Data for this task:
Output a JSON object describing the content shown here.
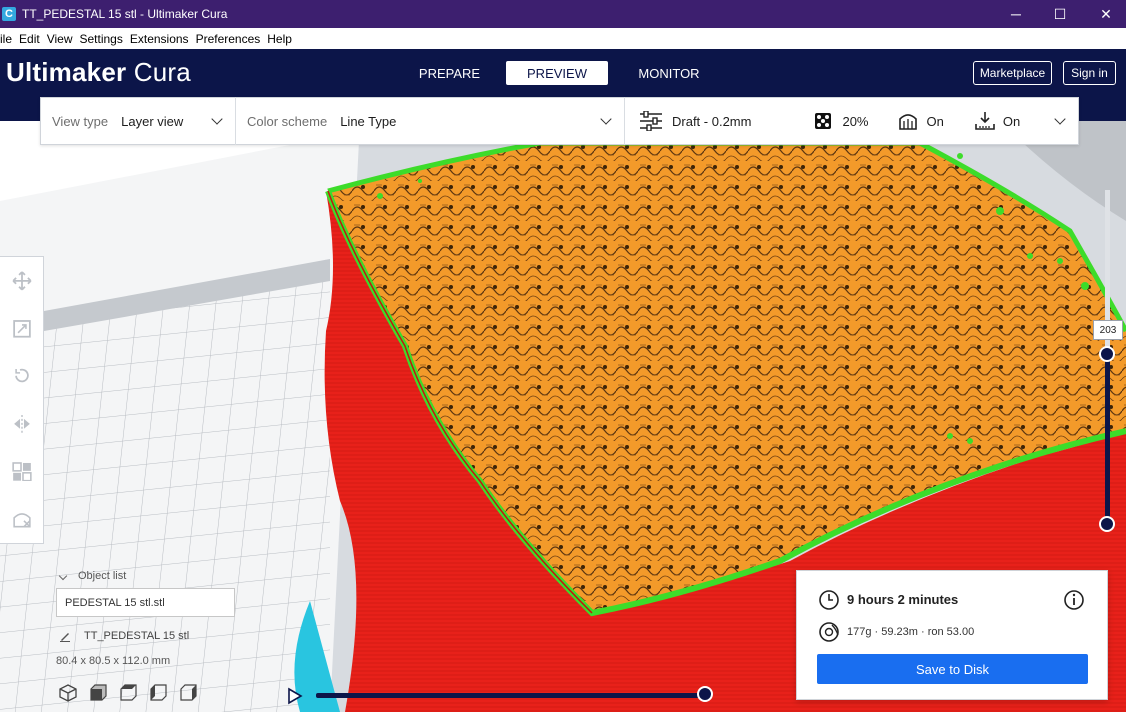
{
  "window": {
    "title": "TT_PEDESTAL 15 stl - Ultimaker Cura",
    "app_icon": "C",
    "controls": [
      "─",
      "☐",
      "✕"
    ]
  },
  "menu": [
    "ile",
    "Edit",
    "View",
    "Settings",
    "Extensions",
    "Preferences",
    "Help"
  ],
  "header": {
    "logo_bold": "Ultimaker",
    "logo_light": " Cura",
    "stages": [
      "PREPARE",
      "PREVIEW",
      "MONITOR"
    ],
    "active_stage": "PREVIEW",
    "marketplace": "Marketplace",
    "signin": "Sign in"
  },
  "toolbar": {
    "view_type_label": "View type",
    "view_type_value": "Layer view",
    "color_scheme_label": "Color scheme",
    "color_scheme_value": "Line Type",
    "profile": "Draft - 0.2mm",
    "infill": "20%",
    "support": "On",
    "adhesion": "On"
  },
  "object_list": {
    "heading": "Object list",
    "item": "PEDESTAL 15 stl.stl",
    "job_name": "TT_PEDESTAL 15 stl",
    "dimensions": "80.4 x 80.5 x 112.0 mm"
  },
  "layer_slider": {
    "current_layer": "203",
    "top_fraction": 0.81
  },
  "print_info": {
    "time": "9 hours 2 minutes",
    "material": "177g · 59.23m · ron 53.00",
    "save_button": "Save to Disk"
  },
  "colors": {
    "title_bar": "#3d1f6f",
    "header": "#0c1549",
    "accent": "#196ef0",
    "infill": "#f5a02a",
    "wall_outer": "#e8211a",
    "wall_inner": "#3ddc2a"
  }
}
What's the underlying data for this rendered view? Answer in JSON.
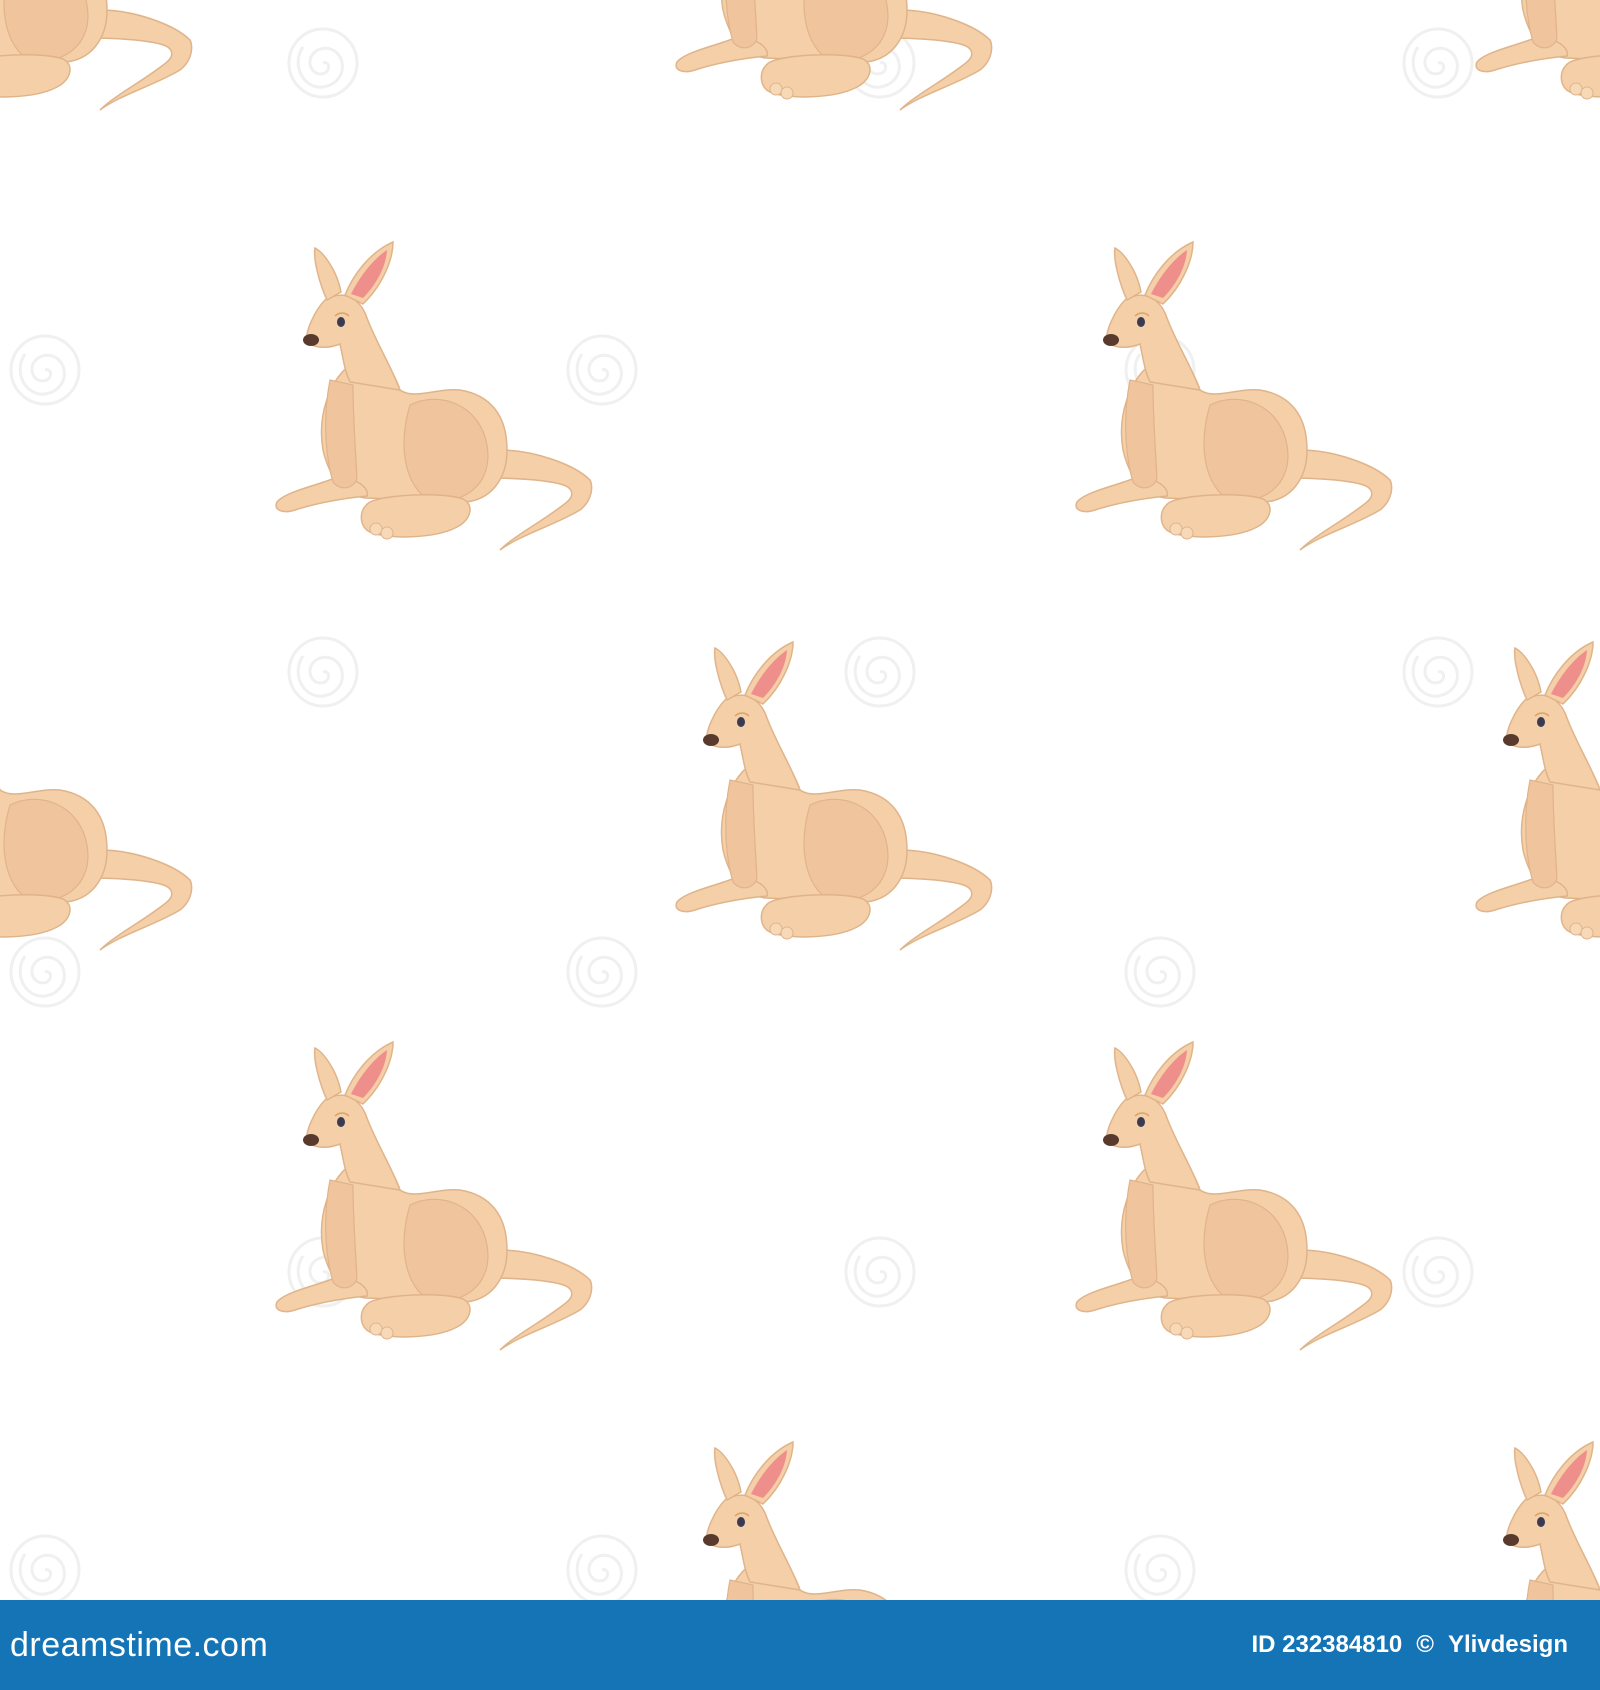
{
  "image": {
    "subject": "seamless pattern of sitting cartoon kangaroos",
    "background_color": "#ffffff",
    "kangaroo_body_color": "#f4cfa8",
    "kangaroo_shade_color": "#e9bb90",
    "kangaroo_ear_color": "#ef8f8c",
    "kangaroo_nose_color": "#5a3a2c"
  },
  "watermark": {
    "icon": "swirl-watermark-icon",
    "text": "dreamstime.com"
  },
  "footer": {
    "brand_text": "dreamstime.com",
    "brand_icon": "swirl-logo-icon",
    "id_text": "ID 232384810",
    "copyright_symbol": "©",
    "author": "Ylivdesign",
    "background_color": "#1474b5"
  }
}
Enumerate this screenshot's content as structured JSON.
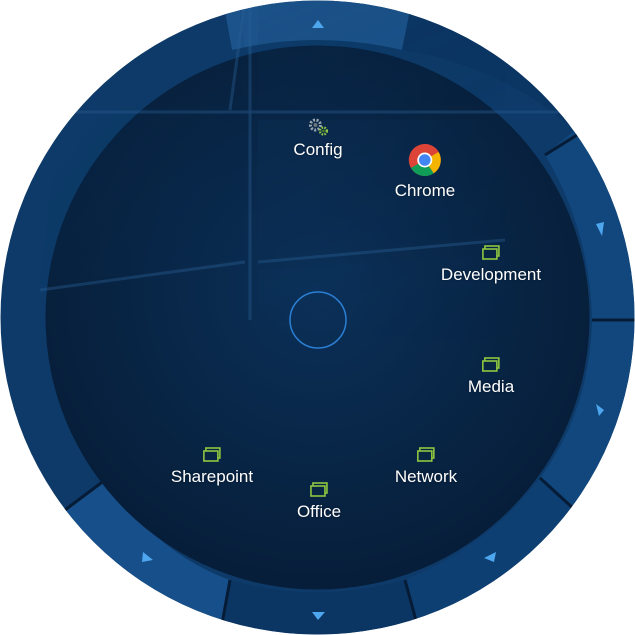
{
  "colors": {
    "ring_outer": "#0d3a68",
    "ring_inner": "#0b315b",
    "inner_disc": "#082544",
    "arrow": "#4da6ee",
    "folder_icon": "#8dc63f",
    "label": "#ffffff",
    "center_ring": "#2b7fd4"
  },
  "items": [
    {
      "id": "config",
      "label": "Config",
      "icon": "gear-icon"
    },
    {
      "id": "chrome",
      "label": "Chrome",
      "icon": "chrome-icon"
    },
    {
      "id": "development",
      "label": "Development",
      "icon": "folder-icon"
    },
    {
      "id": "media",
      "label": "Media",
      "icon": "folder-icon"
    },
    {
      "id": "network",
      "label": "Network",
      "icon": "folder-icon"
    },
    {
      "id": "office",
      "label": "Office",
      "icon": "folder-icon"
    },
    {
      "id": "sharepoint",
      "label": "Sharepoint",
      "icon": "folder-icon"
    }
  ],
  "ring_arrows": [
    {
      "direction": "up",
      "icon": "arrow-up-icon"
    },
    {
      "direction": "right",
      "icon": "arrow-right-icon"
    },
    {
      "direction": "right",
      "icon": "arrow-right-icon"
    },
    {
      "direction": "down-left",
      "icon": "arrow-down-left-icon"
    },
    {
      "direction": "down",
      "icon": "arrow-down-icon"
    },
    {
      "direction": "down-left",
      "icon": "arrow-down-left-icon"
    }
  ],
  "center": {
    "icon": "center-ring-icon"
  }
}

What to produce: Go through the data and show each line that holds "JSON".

Answer to the problem:
Output a JSON object describing the content shown here.
What's the underlying data for this rendered view? Answer in JSON.
Enumerate this screenshot's content as structured JSON.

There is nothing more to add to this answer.